Segment Start: Source data
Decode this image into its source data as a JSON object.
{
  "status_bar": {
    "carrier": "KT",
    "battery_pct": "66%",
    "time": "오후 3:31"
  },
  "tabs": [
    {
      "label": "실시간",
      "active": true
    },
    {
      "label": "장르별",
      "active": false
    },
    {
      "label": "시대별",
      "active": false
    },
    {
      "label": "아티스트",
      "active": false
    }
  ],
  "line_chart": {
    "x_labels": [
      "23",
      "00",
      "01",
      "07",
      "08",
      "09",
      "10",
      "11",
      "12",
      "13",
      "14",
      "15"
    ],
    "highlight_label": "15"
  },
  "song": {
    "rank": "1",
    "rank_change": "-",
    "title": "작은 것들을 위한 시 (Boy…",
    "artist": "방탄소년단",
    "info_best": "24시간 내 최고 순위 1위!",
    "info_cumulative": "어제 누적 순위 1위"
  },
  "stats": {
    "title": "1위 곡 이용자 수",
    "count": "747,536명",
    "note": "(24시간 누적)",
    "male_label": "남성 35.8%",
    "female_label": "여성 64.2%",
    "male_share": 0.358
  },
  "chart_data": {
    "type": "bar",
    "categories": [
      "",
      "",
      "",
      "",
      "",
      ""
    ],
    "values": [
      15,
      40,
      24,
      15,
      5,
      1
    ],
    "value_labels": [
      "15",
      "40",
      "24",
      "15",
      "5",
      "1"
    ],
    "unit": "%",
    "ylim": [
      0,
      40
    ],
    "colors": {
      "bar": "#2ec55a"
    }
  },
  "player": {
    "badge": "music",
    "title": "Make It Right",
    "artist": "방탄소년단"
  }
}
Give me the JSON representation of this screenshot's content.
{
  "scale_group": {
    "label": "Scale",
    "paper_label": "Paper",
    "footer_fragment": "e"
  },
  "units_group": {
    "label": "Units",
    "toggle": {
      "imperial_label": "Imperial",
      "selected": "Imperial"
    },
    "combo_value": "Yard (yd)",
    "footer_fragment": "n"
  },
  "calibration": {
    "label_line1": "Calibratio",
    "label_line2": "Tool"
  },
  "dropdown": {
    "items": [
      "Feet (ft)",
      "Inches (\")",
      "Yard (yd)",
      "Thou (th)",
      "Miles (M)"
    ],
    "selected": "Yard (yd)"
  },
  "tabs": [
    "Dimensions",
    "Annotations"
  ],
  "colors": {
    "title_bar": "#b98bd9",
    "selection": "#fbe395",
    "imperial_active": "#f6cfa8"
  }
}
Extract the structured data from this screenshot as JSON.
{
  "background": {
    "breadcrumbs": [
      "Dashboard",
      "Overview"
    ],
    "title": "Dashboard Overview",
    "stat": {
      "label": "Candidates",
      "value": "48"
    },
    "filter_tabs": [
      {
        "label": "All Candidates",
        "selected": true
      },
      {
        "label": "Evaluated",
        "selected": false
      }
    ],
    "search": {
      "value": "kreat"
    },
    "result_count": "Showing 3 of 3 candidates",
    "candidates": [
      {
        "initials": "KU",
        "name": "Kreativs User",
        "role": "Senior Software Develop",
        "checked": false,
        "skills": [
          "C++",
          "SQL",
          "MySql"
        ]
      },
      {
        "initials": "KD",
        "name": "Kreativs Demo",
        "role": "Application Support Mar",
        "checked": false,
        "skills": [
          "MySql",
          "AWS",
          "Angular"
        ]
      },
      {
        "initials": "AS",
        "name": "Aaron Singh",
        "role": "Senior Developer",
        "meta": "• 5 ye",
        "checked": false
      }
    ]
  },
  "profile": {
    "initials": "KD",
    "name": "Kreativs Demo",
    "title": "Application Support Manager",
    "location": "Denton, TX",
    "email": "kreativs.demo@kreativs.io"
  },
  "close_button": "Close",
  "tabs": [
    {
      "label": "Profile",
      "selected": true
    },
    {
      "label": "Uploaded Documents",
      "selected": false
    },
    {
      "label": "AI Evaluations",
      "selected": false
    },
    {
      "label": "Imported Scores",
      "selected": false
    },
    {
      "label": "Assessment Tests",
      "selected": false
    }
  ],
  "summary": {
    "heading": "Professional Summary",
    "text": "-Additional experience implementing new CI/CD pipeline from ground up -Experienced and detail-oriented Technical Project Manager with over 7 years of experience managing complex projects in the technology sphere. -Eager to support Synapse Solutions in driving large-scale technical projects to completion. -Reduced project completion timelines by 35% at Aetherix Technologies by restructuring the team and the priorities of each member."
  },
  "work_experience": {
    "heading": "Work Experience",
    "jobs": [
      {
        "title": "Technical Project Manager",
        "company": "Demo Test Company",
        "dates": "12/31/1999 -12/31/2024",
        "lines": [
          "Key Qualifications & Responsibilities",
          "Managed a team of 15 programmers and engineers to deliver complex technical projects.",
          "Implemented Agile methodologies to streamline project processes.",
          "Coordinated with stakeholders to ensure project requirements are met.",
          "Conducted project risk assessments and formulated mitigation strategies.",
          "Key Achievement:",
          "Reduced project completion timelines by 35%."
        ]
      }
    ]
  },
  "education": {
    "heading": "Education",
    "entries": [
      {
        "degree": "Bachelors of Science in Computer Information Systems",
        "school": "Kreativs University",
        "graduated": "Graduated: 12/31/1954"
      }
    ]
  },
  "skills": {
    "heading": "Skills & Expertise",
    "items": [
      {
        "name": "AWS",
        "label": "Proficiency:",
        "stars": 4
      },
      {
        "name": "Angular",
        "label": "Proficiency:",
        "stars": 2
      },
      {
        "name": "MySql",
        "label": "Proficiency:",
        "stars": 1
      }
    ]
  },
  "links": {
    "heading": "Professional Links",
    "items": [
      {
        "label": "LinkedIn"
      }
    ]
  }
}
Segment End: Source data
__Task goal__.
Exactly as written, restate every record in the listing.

__Solved exercise__.
Decode this image into its source data as a JSON object.
{
  "status_bar": {
    "carrier": "KT",
    "battery_pct": "66%",
    "time": "오후 3:31"
  },
  "tabs": [
    {
      "label": "실시간",
      "active": true
    },
    {
      "label": "장르별",
      "active": false
    },
    {
      "label": "시대별",
      "active": false
    },
    {
      "label": "아티스트",
      "active": false
    }
  ],
  "line_chart": {
    "x_labels": [
      "23",
      "00",
      "01",
      "07",
      "08",
      "09",
      "10",
      "11",
      "12",
      "13",
      "14",
      "15"
    ],
    "highlight_label": "15"
  },
  "song": {
    "rank": "1",
    "rank_change": "-",
    "title": "작은 것들을 위한 시 (Boy…",
    "artist": "방탄소년단",
    "info_best": "24시간 내 최고 순위 1위!",
    "info_cumulative": "어제 누적 순위 1위"
  },
  "stats": {
    "title": "1위 곡 이용자 수",
    "count": "747,536명",
    "note": "(24시간 누적)",
    "male_label": "남성 35.8%",
    "female_label": "여성 64.2%",
    "male_share": 0.358
  },
  "chart_data": {
    "type": "bar",
    "categories": [
      "",
      "",
      "",
      "",
      "",
      ""
    ],
    "values": [
      15,
      40,
      24,
      15,
      5,
      1
    ],
    "value_labels": [
      "15",
      "40",
      "24",
      "15",
      "5",
      "1"
    ],
    "unit": "%",
    "ylim": [
      0,
      40
    ],
    "colors": {
      "bar": "#2ec55a"
    }
  },
  "player": {
    "badge": "music",
    "title": "Make It Right",
    "artist": "방탄소년단"
  }
}
Give me the JSON representation of this screenshot's content.
{
  "scale_group": {
    "label": "Scale",
    "paper_label": "Paper",
    "footer_fragment": "e"
  },
  "units_group": {
    "label": "Units",
    "toggle": {
      "imperial_label": "Imperial",
      "selected": "Imperial"
    },
    "combo_value": "Yard (yd)",
    "footer_fragment": "n"
  },
  "calibration": {
    "label_line1": "Calibratio",
    "label_line2": "Tool"
  },
  "dropdown": {
    "items": [
      "Feet (ft)",
      "Inches (\")",
      "Yard (yd)",
      "Thou (th)",
      "Miles (M)"
    ],
    "selected": "Yard (yd)"
  },
  "tabs": [
    "Dimensions",
    "Annotations"
  ],
  "colors": {
    "title_bar": "#b98bd9",
    "selection": "#fbe395",
    "imperial_active": "#f6cfa8"
  }
}
Extract the structured data from this screenshot as JSON.
{
  "background": {
    "breadcrumbs": [
      "Dashboard",
      "Overview"
    ],
    "title": "Dashboard Overview",
    "stat": {
      "label": "Candidates",
      "value": "48"
    },
    "filter_tabs": [
      {
        "label": "All Candidates",
        "selected": true
      },
      {
        "label": "Evaluated",
        "selected": false
      }
    ],
    "search": {
      "value": "kreat"
    },
    "result_count": "Showing 3 of 3 candidates",
    "candidates": [
      {
        "initials": "KU",
        "name": "Kreativs User",
        "role": "Senior Software Develop",
        "checked": false,
        "skills": [
          "C++",
          "SQL",
          "MySql"
        ]
      },
      {
        "initials": "KD",
        "name": "Kreativs Demo",
        "role": "Application Support Mar",
        "checked": false,
        "skills": [
          "MySql",
          "AWS",
          "Angular"
        ]
      },
      {
        "initials": "AS",
        "name": "Aaron Singh",
        "role": "Senior Developer",
        "meta": "• 5 ye",
        "checked": false
      }
    ]
  },
  "profile": {
    "initials": "KD",
    "name": "Kreativs Demo",
    "title": "Application Support Manager",
    "location": "Denton, TX",
    "email": "kreativs.demo@kreativs.io"
  },
  "close_button": "Close",
  "tabs": [
    {
      "label": "Profile",
      "selected": true
    },
    {
      "label": "Uploaded Documents",
      "selected": false
    },
    {
      "label": "AI Evaluations",
      "selected": false
    },
    {
      "label": "Imported Scores",
      "selected": false
    },
    {
      "label": "Assessment Tests",
      "selected": false
    }
  ],
  "summary": {
    "heading": "Professional Summary",
    "text": "-Additional experience implementing new CI/CD pipeline from ground up -Experienced and detail-oriented Technical Project Manager with over 7 years of experience managing complex projects in the technology sphere. -Eager to support Synapse Solutions in driving large-scale technical projects to completion. -Reduced project completion timelines by 35% at Aetherix Technologies by restructuring the team and the priorities of each member."
  },
  "work_experience": {
    "heading": "Work Experience",
    "jobs": [
      {
        "title": "Technical Project Manager",
        "company": "Demo Test Company",
        "dates": "12/31/1999 -12/31/2024",
        "lines": [
          "Key Qualifications & Responsibilities",
          "Managed a team of 15 programmers and engineers to deliver complex technical projects.",
          "Implemented Agile methodologies to streamline project processes.",
          "Coordinated with stakeholders to ensure project requirements are met.",
          "Conducted project risk assessments and formulated mitigation strategies.",
          "Key Achievement:",
          "Reduced project completion timelines by 35%."
        ]
      }
    ]
  },
  "education": {
    "heading": "Education",
    "entries": [
      {
        "degree": "Bachelors of Science in Computer Information Systems",
        "school": "Kreativs University",
        "graduated": "Graduated: 12/31/1954"
      }
    ]
  },
  "skills": {
    "heading": "Skills & Expertise",
    "items": [
      {
        "name": "AWS",
        "label": "Proficiency:",
        "stars": 4
      },
      {
        "name": "Angular",
        "label": "Proficiency:",
        "stars": 2
      },
      {
        "name": "MySql",
        "label": "Proficiency:",
        "stars": 1
      }
    ]
  },
  "links": {
    "heading": "Professional Links",
    "items": [
      {
        "label": "LinkedIn"
      }
    ]
  }
}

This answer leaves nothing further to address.